UK Prime Minister Hikes Tax On Commercial Flights But Not Private Jets
- British PM Rishi Sunak has increased the Air Passenger Duty (APD) tax on domestic flights within the UK, excluding private jets and helicopters.
- The increase in APD will vary depending on the class of travel, with economy class seeing an increase from £6.50 to £7 and business class from £13 to £14.
- Private jets and helicopters are unaffected by the increase in APD, with the tax maintained at £78.
- Rishi Sunak has faced criticism for his frequent use of private jet travel.
British Prime Minister Rishi Sunak has increased the Air Passenger Duty (APD) tax on domestic flights within the UK, excluding private jets and helicopters, causing heavy criticism, according to a report by The Mirror.
In the UK’s Finance Bill, the Government subtly outlined its intention to raise Air Passenger Duty (APD) on all domestic flights across the United Kingdom, including Northern Ireland, Scotland, Wales and England.
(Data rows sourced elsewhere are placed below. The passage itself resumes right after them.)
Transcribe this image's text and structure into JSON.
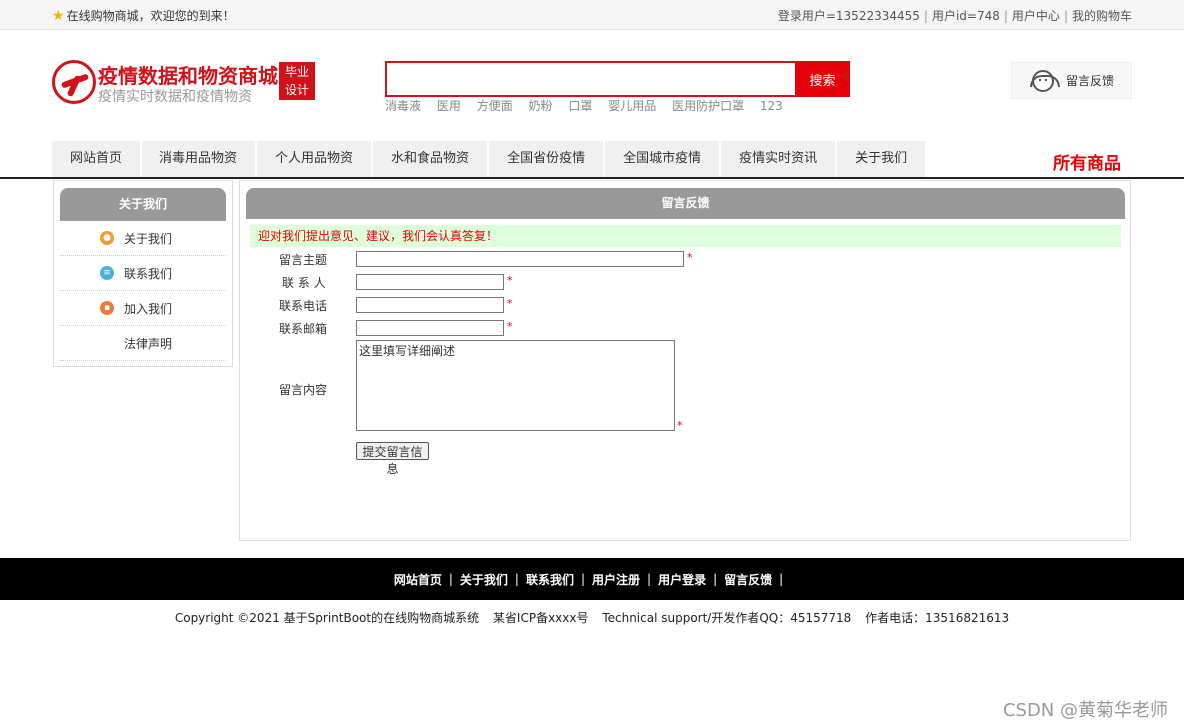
{
  "topbar": {
    "welcome": "在线购物商城，欢迎您的到来！",
    "user_label": "登录用户=13522334455",
    "user_id": "用户id=748",
    "user_center": "用户中心",
    "cart": "我的购物车"
  },
  "header": {
    "brand_title": "疫情数据和物资商城",
    "brand_subtitle": "疫情实时数据和疫情物资",
    "badge_line1": "毕业",
    "badge_line2": "设计",
    "search_value": "",
    "search_button": "搜索",
    "hotwords": [
      "消毒液",
      "医用",
      "方便面",
      "奶粉",
      "口罩",
      "婴儿用品",
      "医用防护口罩",
      "123"
    ],
    "feedback_label": "留言反馈"
  },
  "nav": {
    "items": [
      "网站首页",
      "消毒用品物资",
      "个人用品物资",
      "水和食品物资",
      "全国省份疫情",
      "全国城市疫情",
      "疫情实时资讯",
      "关于我们"
    ],
    "all_goods": "所有商品"
  },
  "sidebar": {
    "title": "关于我们",
    "items": [
      "关于我们",
      "联系我们",
      "加入我们",
      "法律声明"
    ]
  },
  "main": {
    "title": "留言反馈",
    "notice": "迎对我们提出意见、建议，我们会认真答复！",
    "labels": {
      "subject": "留言主题",
      "contact": "联 系 人",
      "phone": "联系电话",
      "email": "联系邮箱",
      "content": "留言内容"
    },
    "content_value": "这里填写详细阐述",
    "required_mark": "*",
    "submit_label": "提交留言信息"
  },
  "footer": {
    "links": [
      "网站首页",
      "关于我们",
      "联系我们",
      "用户注册",
      "用户登录",
      "留言反馈"
    ],
    "link_separator": "|",
    "copyright": "Copyright ©2021 基于SprintBoot的在线购物商城系统",
    "icp": "某省ICP备xxxx号",
    "support": "Technical support/开发作者QQ：45157718",
    "phone": "作者电话：13516821613"
  },
  "watermark": "CSDN @黄菊华老师",
  "colors": {
    "brand_red": "#d2121a",
    "search_red": "#e4020b",
    "panel_gray": "#999999",
    "notice_bg": "#ddffd9"
  }
}
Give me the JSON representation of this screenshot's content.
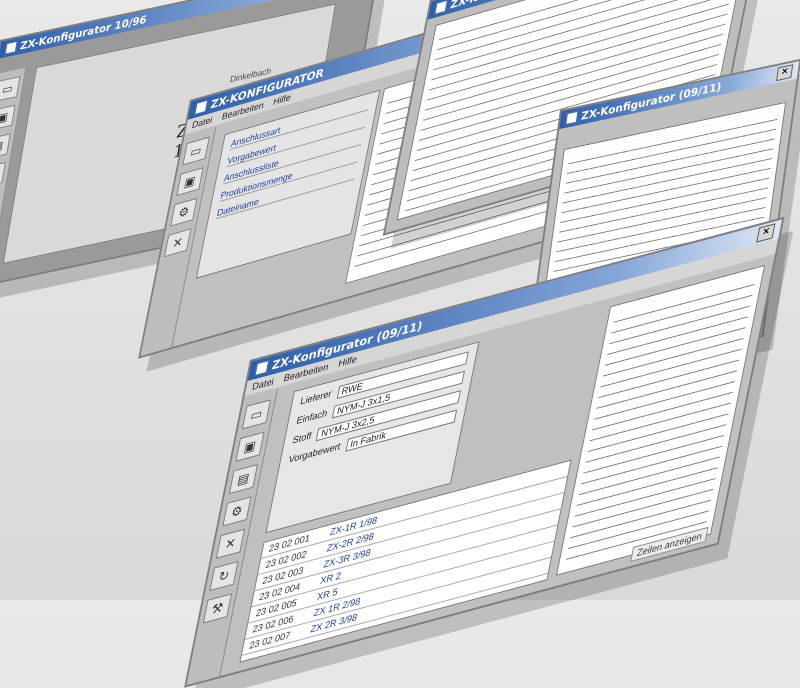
{
  "app": {
    "title_main": "ZX-Konfigurator 10/96",
    "title_front": "ZX-Konfigurator (09/11)",
    "title_mid": "ZX-KONFIGURATOR",
    "subtitle": "Dinkelbach"
  },
  "menus": [
    "Datei",
    "Bearbeiten",
    "Hilfe"
  ],
  "form": {
    "fields": [
      {
        "label": "Lieferer",
        "value": "RWE"
      },
      {
        "label": "Einfach",
        "value": "NYM-J 3x1,5"
      },
      {
        "label": "Stoff",
        "value": "NYM-J 3x2,5"
      },
      {
        "label": "Vorgabewert",
        "value": "In Fabrik"
      }
    ]
  },
  "table_rows": [
    {
      "num": "23 02 001",
      "text": "ZX-1R 1/98"
    },
    {
      "num": "23 02 002",
      "text": "ZX-2R 2/98"
    },
    {
      "num": "23 02 003",
      "text": "ZX-3R 3/98"
    },
    {
      "num": "23 02 004",
      "text": "XR 2"
    },
    {
      "num": "23 02 005",
      "text": "XR 5"
    },
    {
      "num": "23 02 006",
      "text": "ZX 1R 2/98"
    },
    {
      "num": "23 02 007",
      "text": "ZX 2R 3/98"
    }
  ],
  "middle_list": [
    "Anschlussart",
    "Vorgabewert",
    "Anschlussliste",
    "Produktionsmenge",
    "Dateiname"
  ],
  "status": {
    "label": "Zeilen anzeigen"
  },
  "toolbar_icons": [
    "document-icon",
    "folder-icon",
    "save-icon",
    "settings-icon",
    "close-icon",
    "arrow-icon",
    "tools-icon"
  ]
}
The increased tax will affect all commercial flights, not private jets or helicopters.
Details of the increase
The increase will affect passengers differently depending on the class they are traveling in. For economy class travelers, the Air Passenger Duty tax will increase this share of their ticket from £6.50 ($8.26) to £7 ($8.89). Meanwhile, business and premium economy class passengers will see an increase from £13 ($16.52) to £14 ($17.79).
Photo: Tom Boon | Simple Flying
Air Passenger Duty is a surcharge added on a flight departing from the United Kingdom and was first introduced in 1993. It was meant to be a replacement for a so-called fuel surcharge that was banned in many European countries. This alternative is not imposed on services arriving in the United Kingdom. The Air Passenger Duty can sometimes add up to £175 per ticket for services departing the United Kingdom.
The APD is only charged on flights departing from the UK.
This latest increase follows a cut introduced by the Government last April. The tax was reduced from £13 ($16.52) for domestic services to the current £6.50 ($8.26). This means that the British Government halved the required Air Passenger Duty for domestic services at the time.
Meanwhile, on services that exceed 5,500 miles, the Government introduced a new range of taxes known as “ultra-long haul.” This new band penalizes those who take such flights, charging £91 ($115.61) in economy class and £200 ($254.08) in any other class.
The tax cut was initially brought up two years ago due to a struggling air transport industry in the United Kingdom. It has since been a point of grave concern and protest from airlines, particularly those operating domestic flights.
Smooth sailing for private jets
Private jets will not see a tax increase. The Air Passenger Duty will be maintained at the current £78 ($99.09). In addition, helicopters remain untouched by the changes as the bill constitutes increases solely for “fixed-wing” aircraft. The document said:
“This measure will impact on some individuals who travel by air, who may see an increase in air fares.”
In a Committee hearing in Parliament on Tuesday, Treasury Minister Gareth Davies confirmed that helicopters and private jets remained unaffected but noted a difference in spending power between passengers on typical commercial airliners and those using private jets or helicopters.
“The rate on private jets is significantly more than any commercial flight passenger will pay.”
Rishi Sunak is the most frequent UK flyer
A report published by the BBC last year showed that Rishi Sunak was the busiest UK Prime Minister regarding private jet usage in recent times. Data from the Ministry of Defence revealed that during the Prime Minister’s first seven months in office, he took approximately one private jet flight per week.
Rishi Sunak has faced criticism for frequently utilizing private jet travel for domestic trips.
Last January, Rishi Sunak faced criticism for taking a private jet for a mere 36-minute journey between London and Leeds.
At the time, Member of Parliament for the Scottish National Party (SNP) representing Edinburgh East, Tommy Sheppard said:
“Sunak used a private jet to travel to Leeds yesterday despite the journey taking 2.5hrs by train. Likely costing taxpayers much more and making a mockery of his climate pledges in the process. Unbelievable.”
Source: The Mirror